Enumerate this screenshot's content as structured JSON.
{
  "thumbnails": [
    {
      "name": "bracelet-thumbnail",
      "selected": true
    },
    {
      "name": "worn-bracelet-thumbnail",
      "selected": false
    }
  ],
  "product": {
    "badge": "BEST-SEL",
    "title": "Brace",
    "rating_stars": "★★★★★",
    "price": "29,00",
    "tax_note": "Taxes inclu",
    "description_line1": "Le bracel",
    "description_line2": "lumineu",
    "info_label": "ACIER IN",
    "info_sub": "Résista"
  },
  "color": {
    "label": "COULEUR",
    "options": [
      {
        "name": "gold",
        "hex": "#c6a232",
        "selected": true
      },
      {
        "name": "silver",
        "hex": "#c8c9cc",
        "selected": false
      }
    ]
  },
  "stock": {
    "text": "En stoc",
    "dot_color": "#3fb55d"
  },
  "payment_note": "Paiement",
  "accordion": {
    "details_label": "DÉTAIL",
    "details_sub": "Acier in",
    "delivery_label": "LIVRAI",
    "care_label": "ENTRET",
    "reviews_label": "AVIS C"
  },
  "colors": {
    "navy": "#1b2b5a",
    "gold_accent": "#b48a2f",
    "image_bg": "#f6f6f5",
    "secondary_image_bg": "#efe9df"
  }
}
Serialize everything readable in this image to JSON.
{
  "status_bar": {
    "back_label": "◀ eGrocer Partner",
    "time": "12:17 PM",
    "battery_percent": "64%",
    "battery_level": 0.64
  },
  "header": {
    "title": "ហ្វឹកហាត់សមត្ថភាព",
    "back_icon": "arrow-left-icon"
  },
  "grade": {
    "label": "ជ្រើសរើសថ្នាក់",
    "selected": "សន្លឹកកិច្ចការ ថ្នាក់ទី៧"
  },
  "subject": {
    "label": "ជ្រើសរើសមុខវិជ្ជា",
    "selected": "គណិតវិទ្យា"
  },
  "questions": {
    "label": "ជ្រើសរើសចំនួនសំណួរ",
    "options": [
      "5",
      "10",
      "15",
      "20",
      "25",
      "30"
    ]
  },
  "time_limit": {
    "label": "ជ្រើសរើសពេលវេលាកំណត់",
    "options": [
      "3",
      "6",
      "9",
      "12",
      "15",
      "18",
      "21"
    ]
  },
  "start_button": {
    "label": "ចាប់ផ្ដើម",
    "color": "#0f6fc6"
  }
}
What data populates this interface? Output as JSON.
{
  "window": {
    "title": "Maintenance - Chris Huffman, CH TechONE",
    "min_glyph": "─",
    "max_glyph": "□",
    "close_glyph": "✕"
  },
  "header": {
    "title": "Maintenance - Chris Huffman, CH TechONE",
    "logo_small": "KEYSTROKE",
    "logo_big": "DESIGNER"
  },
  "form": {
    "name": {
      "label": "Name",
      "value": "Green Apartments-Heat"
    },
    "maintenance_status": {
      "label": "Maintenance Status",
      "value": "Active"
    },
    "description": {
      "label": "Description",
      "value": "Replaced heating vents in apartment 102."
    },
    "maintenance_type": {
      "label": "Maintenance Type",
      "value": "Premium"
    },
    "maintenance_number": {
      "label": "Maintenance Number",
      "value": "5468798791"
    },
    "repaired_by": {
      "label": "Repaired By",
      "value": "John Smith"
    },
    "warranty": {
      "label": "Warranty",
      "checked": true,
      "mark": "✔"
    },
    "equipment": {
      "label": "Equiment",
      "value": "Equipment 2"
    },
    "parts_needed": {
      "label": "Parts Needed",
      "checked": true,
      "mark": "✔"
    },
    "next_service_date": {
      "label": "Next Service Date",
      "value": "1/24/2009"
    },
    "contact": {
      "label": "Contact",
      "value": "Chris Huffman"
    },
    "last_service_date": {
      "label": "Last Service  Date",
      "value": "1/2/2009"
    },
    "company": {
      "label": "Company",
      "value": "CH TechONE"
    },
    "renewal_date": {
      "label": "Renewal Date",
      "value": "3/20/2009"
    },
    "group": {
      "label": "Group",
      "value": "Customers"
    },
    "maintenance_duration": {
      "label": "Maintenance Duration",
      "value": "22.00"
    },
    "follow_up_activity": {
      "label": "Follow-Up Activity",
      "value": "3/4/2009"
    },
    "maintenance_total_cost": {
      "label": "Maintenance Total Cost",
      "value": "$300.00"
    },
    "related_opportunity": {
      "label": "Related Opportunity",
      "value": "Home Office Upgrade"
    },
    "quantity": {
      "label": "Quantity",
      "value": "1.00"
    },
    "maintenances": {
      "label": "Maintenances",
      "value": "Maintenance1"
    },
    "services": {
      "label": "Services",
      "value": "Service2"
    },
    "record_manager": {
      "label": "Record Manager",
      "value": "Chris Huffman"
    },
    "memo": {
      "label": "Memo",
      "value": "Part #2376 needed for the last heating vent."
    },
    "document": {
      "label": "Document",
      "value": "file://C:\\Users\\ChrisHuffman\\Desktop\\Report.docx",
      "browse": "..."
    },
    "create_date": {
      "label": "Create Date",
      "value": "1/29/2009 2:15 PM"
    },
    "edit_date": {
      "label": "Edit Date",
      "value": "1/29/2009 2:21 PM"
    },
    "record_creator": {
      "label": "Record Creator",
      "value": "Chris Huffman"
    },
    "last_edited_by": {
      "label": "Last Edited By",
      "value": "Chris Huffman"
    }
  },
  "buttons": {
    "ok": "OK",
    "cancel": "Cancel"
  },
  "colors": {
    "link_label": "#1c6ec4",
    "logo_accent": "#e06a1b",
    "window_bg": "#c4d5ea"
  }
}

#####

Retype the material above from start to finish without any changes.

Result for this task »
Enumerate this screenshot's content as structured JSON.
{
  "thumbnails": [
    {
      "name": "bracelet-thumbnail",
      "selected": true
    },
    {
      "name": "worn-bracelet-thumbnail",
      "selected": false
    }
  ],
  "product": {
    "badge": "BEST-SEL",
    "title": "Brace",
    "rating_stars": "★★★★★",
    "price": "29,00",
    "tax_note": "Taxes inclu",
    "description_line1": "Le bracel",
    "description_line2": "lumineu",
    "info_label": "ACIER IN",
    "info_sub": "Résista"
  },
  "color": {
    "label": "COULEUR",
    "options": [
      {
        "name": "gold",
        "hex": "#c6a232",
        "selected": true
      },
      {
        "name": "silver",
        "hex": "#c8c9cc",
        "selected": false
      }
    ]
  },
  "stock": {
    "text": "En stoc",
    "dot_color": "#3fb55d"
  },
  "payment_note": "Paiement",
  "accordion": {
    "details_label": "DÉTAIL",
    "details_sub": "Acier in",
    "delivery_label": "LIVRAI",
    "care_label": "ENTRET",
    "reviews_label": "AVIS C"
  },
  "colors": {
    "navy": "#1b2b5a",
    "gold_accent": "#b48a2f",
    "image_bg": "#f6f6f5",
    "secondary_image_bg": "#efe9df"
  }
}
Serialize everything readable in this image to JSON.
{
  "status_bar": {
    "back_label": "◀ eGrocer Partner",
    "time": "12:17 PM",
    "battery_percent": "64%",
    "battery_level": 0.64
  },
  "header": {
    "title": "ហ្វឹកហាត់សមត្ថភាព",
    "back_icon": "arrow-left-icon"
  },
  "grade": {
    "label": "ជ្រើសរើសថ្នាក់",
    "selected": "សន្លឹកកិច្ចការ ថ្នាក់ទី៧"
  },
  "subject": {
    "label": "ជ្រើសរើសមុខវិជ្ជា",
    "selected": "គណិតវិទ្យា"
  },
  "questions": {
    "label": "ជ្រើសរើសចំនួនសំណួរ",
    "options": [
      "5",
      "10",
      "15",
      "20",
      "25",
      "30"
    ]
  },
  "time_limit": {
    "label": "ជ្រើសរើសពេលវេលាកំណត់",
    "options": [
      "3",
      "6",
      "9",
      "12",
      "15",
      "18",
      "21"
    ]
  },
  "start_button": {
    "label": "ចាប់ផ្ដើម",
    "color": "#0f6fc6"
  }
}
What data populates this interface? Output as JSON.
{
  "window": {
    "title": "Maintenance - Chris Huffman, CH TechONE",
    "min_glyph": "─",
    "max_glyph": "□",
    "close_glyph": "✕"
  },
  "header": {
    "title": "Maintenance - Chris Huffman, CH TechONE",
    "logo_small": "KEYSTROKE",
    "logo_big": "DESIGNER"
  },
  "form": {
    "name": {
      "label": "Name",
      "value": "Green Apartments-Heat"
    },
    "maintenance_status": {
      "label": "Maintenance Status",
      "value": "Active"
    },
    "description": {
      "label": "Description",
      "value": "Replaced heating vents in apartment 102."
    },
    "maintenance_type": {
      "label": "Maintenance Type",
      "value": "Premium"
    },
    "maintenance_number": {
      "label": "Maintenance Number",
      "value": "5468798791"
    },
    "repaired_by": {
      "label": "Repaired By",
      "value": "John Smith"
    },
    "warranty": {
      "label": "Warranty",
      "checked": true,
      "mark": "✔"
    },
    "equipment": {
      "label": "Equiment",
      "value": "Equipment 2"
    },
    "parts_needed": {
      "label": "Parts Needed",
      "checked": true,
      "mark": "✔"
    },
    "next_service_date": {
      "label": "Next Service Date",
      "value": "1/24/2009"
    },
    "contact": {
      "label": "Contact",
      "value": "Chris Huffman"
    },
    "last_service_date": {
      "label": "Last Service  Date",
      "value": "1/2/2009"
    },
    "company": {
      "label": "Company",
      "value": "CH TechONE"
    },
    "renewal_date": {
      "label": "Renewal Date",
      "value": "3/20/2009"
    },
    "group": {
      "label": "Group",
      "value": "Customers"
    },
    "maintenance_duration": {
      "label": "Maintenance Duration",
      "value": "22.00"
    },
    "follow_up_activity": {
      "label": "Follow-Up Activity",
      "value": "3/4/2009"
    },
    "maintenance_total_cost": {
      "label": "Maintenance Total Cost",
      "value": "$300.00"
    },
    "related_opportunity": {
      "label": "Related Opportunity",
      "value": "Home Office Upgrade"
    },
    "quantity": {
      "label": "Quantity",
      "value": "1.00"
    },
    "maintenances": {
      "label": "Maintenances",
      "value": "Maintenance1"
    },
    "services": {
      "label": "Services",
      "value": "Service2"
    },
    "record_manager": {
      "label": "Record Manager",
      "value": "Chris Huffman"
    },
    "memo": {
      "label": "Memo",
      "value": "Part #2376 needed for the last heating vent."
    },
    "document": {
      "label": "Document",
      "value": "file://C:\\Users\\ChrisHuffman\\Desktop\\Report.docx",
      "browse": "..."
    },
    "create_date": {
      "label": "Create Date",
      "value": "1/29/2009 2:15 PM"
    },
    "edit_date": {
      "label": "Edit Date",
      "value": "1/29/2009 2:21 PM"
    },
    "record_creator": {
      "label": "Record Creator",
      "value": "Chris Huffman"
    },
    "last_edited_by": {
      "label": "Last Edited By",
      "value": "Chris Huffman"
    }
  },
  "buttons": {
    "ok": "OK",
    "cancel": "Cancel"
  },
  "colors": {
    "link_label": "#1c6ec4",
    "logo_accent": "#e06a1b",
    "window_bg": "#c4d5ea"
  }
}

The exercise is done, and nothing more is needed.